The toxic environment these kids live in is heavy with the presence of helplessness, powerlessness and voicelessness, which could only be swept away by instilling in them confidence through education and all-round development. But the education system in our country mainly focused on academics. FHI realised the value of teaching life skills to the children we interact with. To help them learn from their experiences, which is far more effective than just rote learning.
We as volunteers at FHI have to first become friends of the kids we interact with so they can express themselves confidently without hesitation and the fear of getting judged.
A typical event day of FHI involves engagement between the kids and the volunteers, through art, music, dance and game based activities. These activities create a very beautiful platform for the children to play and learn simultaneously.
FHI can and does in many ways bridge the gap for these underprivileged children. Building life skills helps the children to develop sound judgment and good habits for life long wellness. But to build life skills is not a task of one day. Life skills provide children with independent and confident thinking, how to socialize and make new friends, how to fight their insecurities and fears and how to take action in situations where they’re alone.
But this needs regular and constant attention towards the kids on a more personal level. The engagement needs to be continuous and proactive. With FHI already organising various beneficial programs, it has also designed their life skills education programmes for their children and has given the volunteers the knowledge and freedom on how to deliver such programmes in simple ways in the kids everyday. A reflective discussion should take place with the kids, on a social or attitudinal aspect.

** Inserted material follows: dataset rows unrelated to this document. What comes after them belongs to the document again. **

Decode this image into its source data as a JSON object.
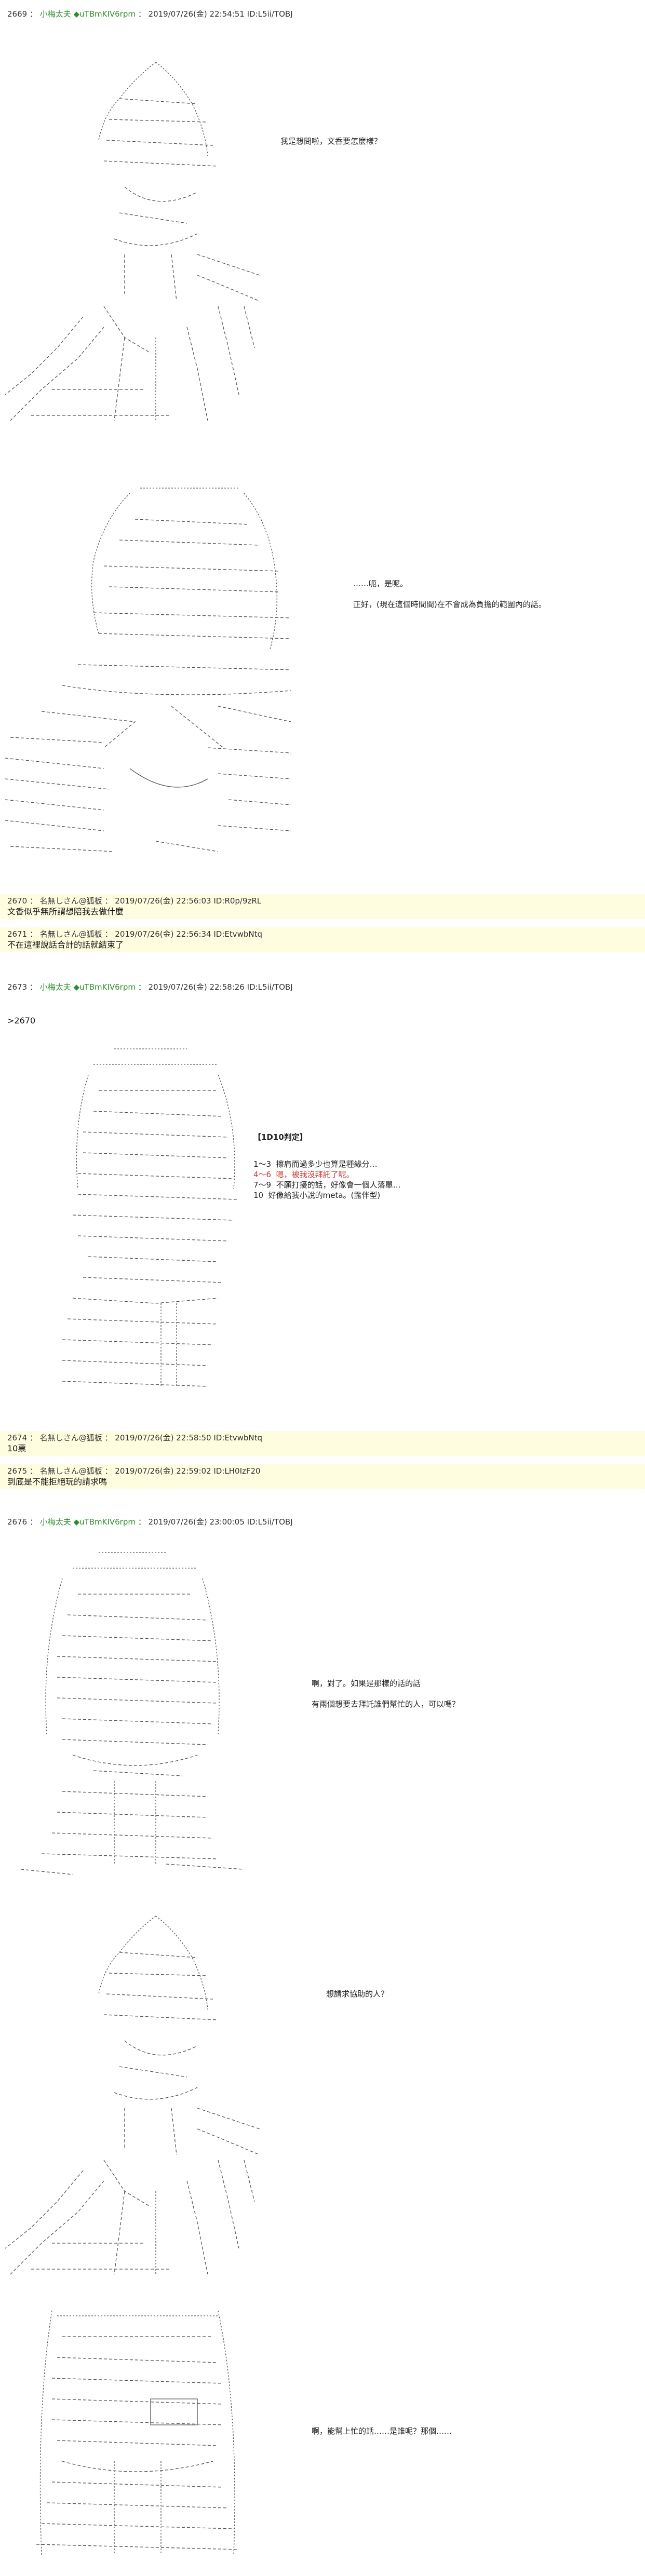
{
  "posts": [
    {
      "num": "2669",
      "name": "小梅太夫 ◆uTBmKIV6rpm",
      "date": "2019/07/26(金) 22:54:51",
      "id": "ID:L5ii/TOBJ"
    },
    {
      "num": "2670",
      "name": "名無しさん@狐板",
      "date": "2019/07/26(金) 22:56:03",
      "id": "ID:R0p/9zRL",
      "body": "文香似乎無所謂想陪我去做什麼"
    },
    {
      "num": "2671",
      "name": "名無しさん@狐板",
      "date": "2019/07/26(金) 22:56:34",
      "id": "ID:EtvwbNtq",
      "body": "不在這裡說話合計的話就結束了"
    },
    {
      "num": "2673",
      "name": "小梅太夫 ◆uTBmKIV6rpm",
      "date": "2019/07/26(金) 22:58:26",
      "id": "ID:L5ii/TOBJ"
    },
    {
      "num": "2674",
      "name": "名無しさん@狐板",
      "date": "2019/07/26(金) 22:58:50",
      "id": "ID:EtvwbNtq",
      "body": "10票"
    },
    {
      "num": "2675",
      "name": "名無しさん@狐板",
      "date": "2019/07/26(金) 22:59:02",
      "id": "ID:LH0IzF20",
      "body": "到底是不能拒絕玩的請求嗎"
    },
    {
      "num": "2676",
      "name": "小梅太夫 ◆uTBmKIV6rpm",
      "date": "2019/07/26(金) 23:00:05",
      "id": "ID:L5ii/TOBJ"
    }
  ],
  "reply_anchor": ">2670",
  "scene1": {
    "line": "我是想問啦，文香要怎麼樣？"
  },
  "scene2": {
    "line1": "……呃，是呢。",
    "line2": "正好，(現在這個時間間)在不會成為負擔的範圍內的話。"
  },
  "scene3": {
    "title": "【1D10判定】",
    "rows": [
      {
        "range": "1～3",
        "text": "擦肩而過多少也算是種緣分…"
      },
      {
        "range": "4～6",
        "text": "嗯，被我沒拜託了呢。"
      },
      {
        "range": "7～9",
        "text": "不願打擾的話，好像會一個人落單…"
      },
      {
        "range": "10",
        "text": "好像給我小說的meta。(露伴型)"
      }
    ]
  },
  "scene4": {
    "line1": "啊，對了。如果是那樣的話的話",
    "line2": "有兩個想要去拜託誰們幫忙的人，可以嗎？"
  },
  "scene5": {
    "line": "想請求協助的人？"
  },
  "scene6": {
    "line": "啊，能幫上忙的話……是誰呢？那個……"
  }
}
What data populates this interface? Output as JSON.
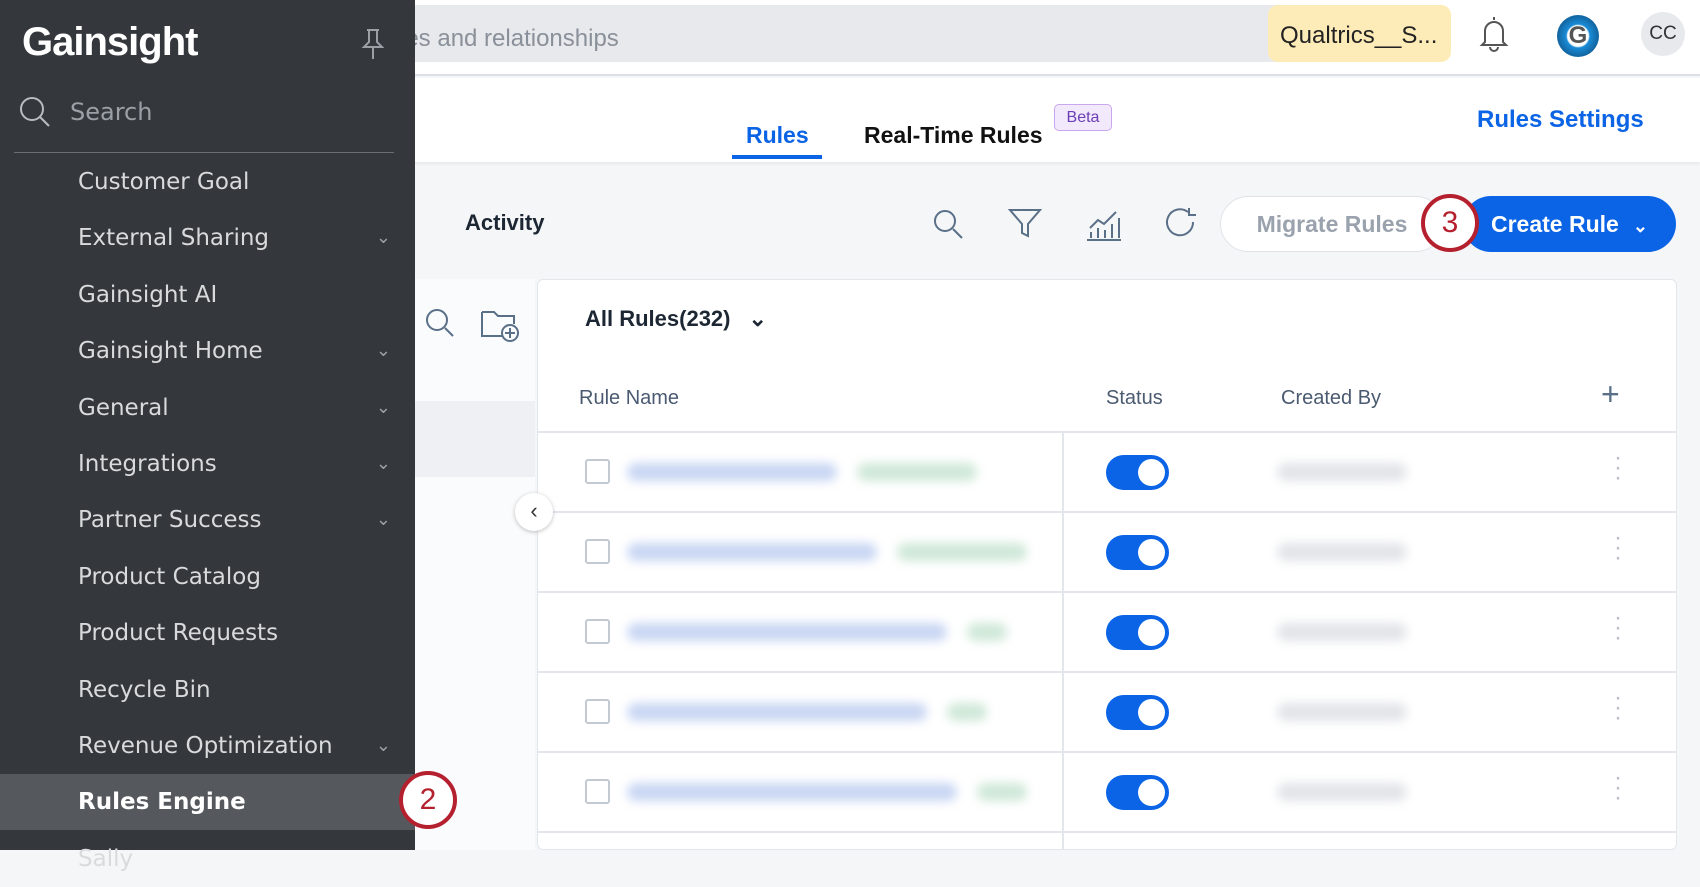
{
  "topbar": {
    "search_placeholder": "ies and relationships",
    "org": "Qualtrics__S...",
    "avatar": "CC"
  },
  "tabs": [
    {
      "label": "Rules",
      "active": true
    },
    {
      "label": "Real-Time Rules",
      "badge": "Beta"
    }
  ],
  "rules_settings": "Rules Settings",
  "toolbar": {
    "activity": "Activity",
    "migrate": "Migrate Rules",
    "create": "Create Rule"
  },
  "sidebar": {
    "logo": "Gainsight",
    "search": "Search",
    "items": [
      {
        "label": "Customer Goal",
        "expandable": false
      },
      {
        "label": "External Sharing",
        "expandable": true
      },
      {
        "label": "Gainsight AI",
        "expandable": false
      },
      {
        "label": "Gainsight Home",
        "expandable": true
      },
      {
        "label": "General",
        "expandable": true
      },
      {
        "label": "Integrations",
        "expandable": true
      },
      {
        "label": "Partner Success",
        "expandable": true
      },
      {
        "label": "Product Catalog",
        "expandable": false
      },
      {
        "label": "Product Requests",
        "expandable": false
      },
      {
        "label": "Recycle Bin",
        "expandable": false
      },
      {
        "label": "Revenue Optimization",
        "expandable": true
      },
      {
        "label": "Rules Engine",
        "expandable": false,
        "active": true
      },
      {
        "label": "Sally",
        "expandable": false
      }
    ]
  },
  "table": {
    "title": "All Rules(232)",
    "columns": [
      "Rule Name",
      "Status",
      "Created By"
    ],
    "rows": [
      {
        "status": true
      },
      {
        "status": true
      },
      {
        "status": true
      },
      {
        "status": true
      },
      {
        "status": true
      }
    ]
  },
  "callouts": {
    "step2": "2",
    "step3": "3"
  },
  "colors": {
    "accent": "#0b63e5",
    "sidebar": "#34383c",
    "callout": "#b5202e"
  }
}
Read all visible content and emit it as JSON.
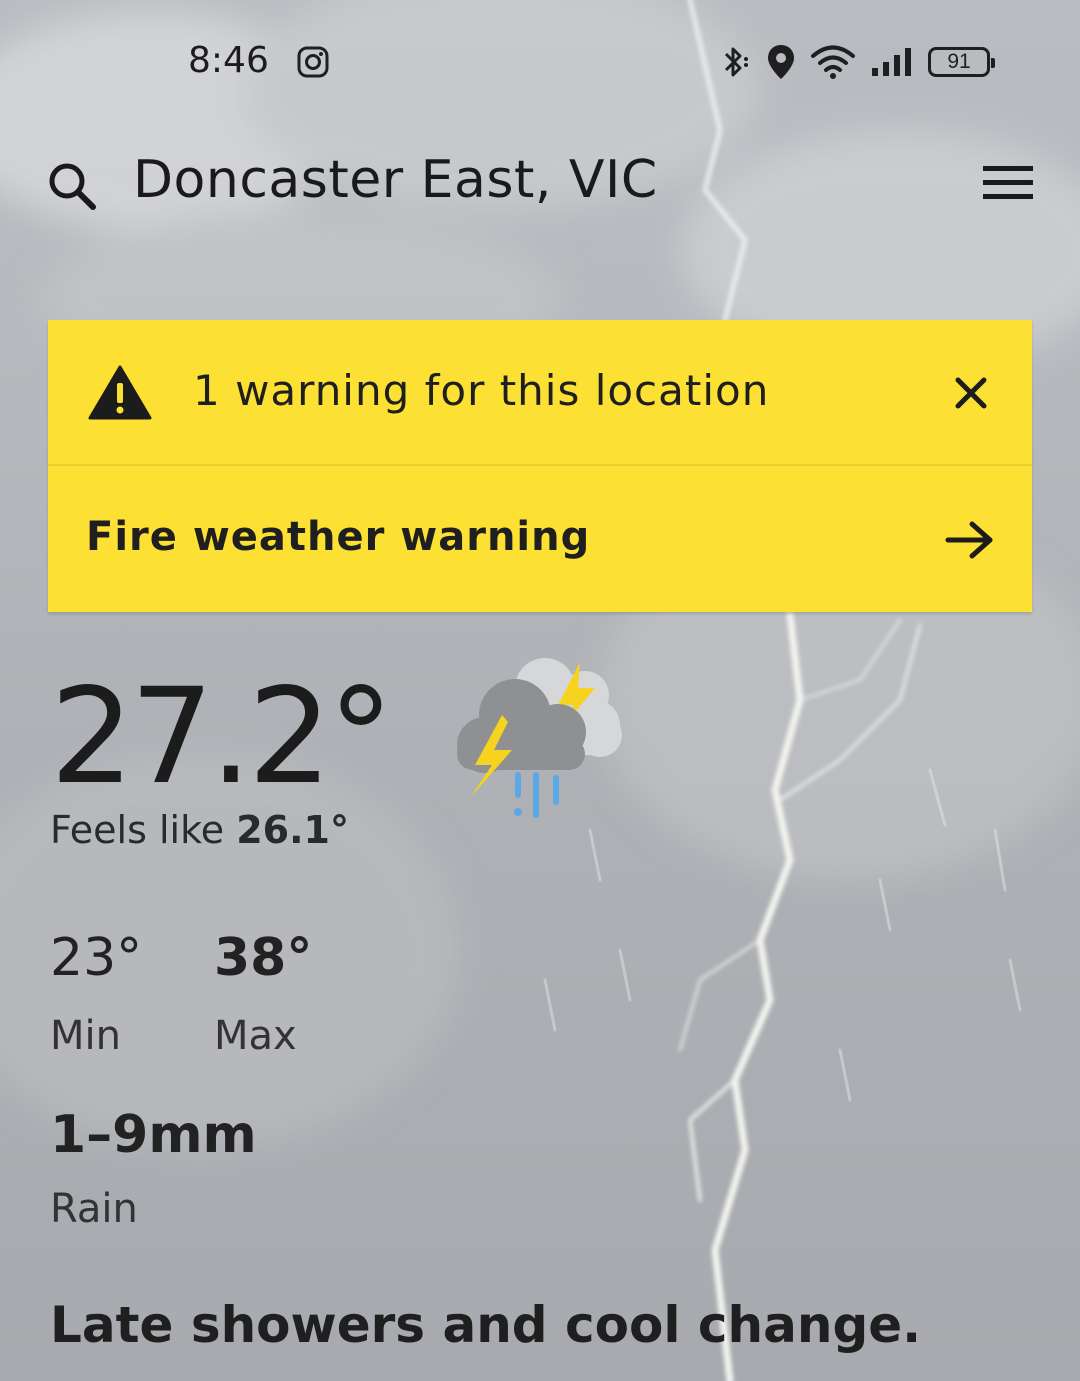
{
  "status_bar": {
    "time": "8:46",
    "battery": "91"
  },
  "header": {
    "location": "Doncaster East, VIC"
  },
  "warnings": {
    "count_text": "1 warning for this location",
    "items": [
      {
        "title": "Fire weather warning"
      }
    ]
  },
  "current": {
    "temperature": "27.2°",
    "feels_like_label": "Feels like",
    "feels_like_value": "26.1°",
    "min_value": "23°",
    "min_label": "Min",
    "max_value": "38°",
    "max_label": "Max",
    "rain_value": "1–9mm",
    "rain_label": "Rain",
    "summary": "Late showers and cool change.",
    "icon": "storm-rain-icon"
  },
  "colors": {
    "warning_bg": "#fce033",
    "background": "#b3b6ba",
    "bolt": "#f6d31e",
    "rain": "#5aa9e6"
  }
}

When the child learns self reflection, critical thinking and problem solving skills, they get a voice, feel empowered and can help ownself. FHI is working steadily on that path with giving each child the confidence in himself and make them know how important and unique every single one of them is. Every smile we, as volunteers at FHI, put on our kids’ faces is a step further in making them realize how worthy they are.
FHI makes the children believe in themselves and have an independent voice. FHI’s mission is to create a long-term impact and we are the change -drivers. Nothing can stop a nation’s children from flying higher with equal opportunities if we all join hands and share the same ideals that FHI is built upon.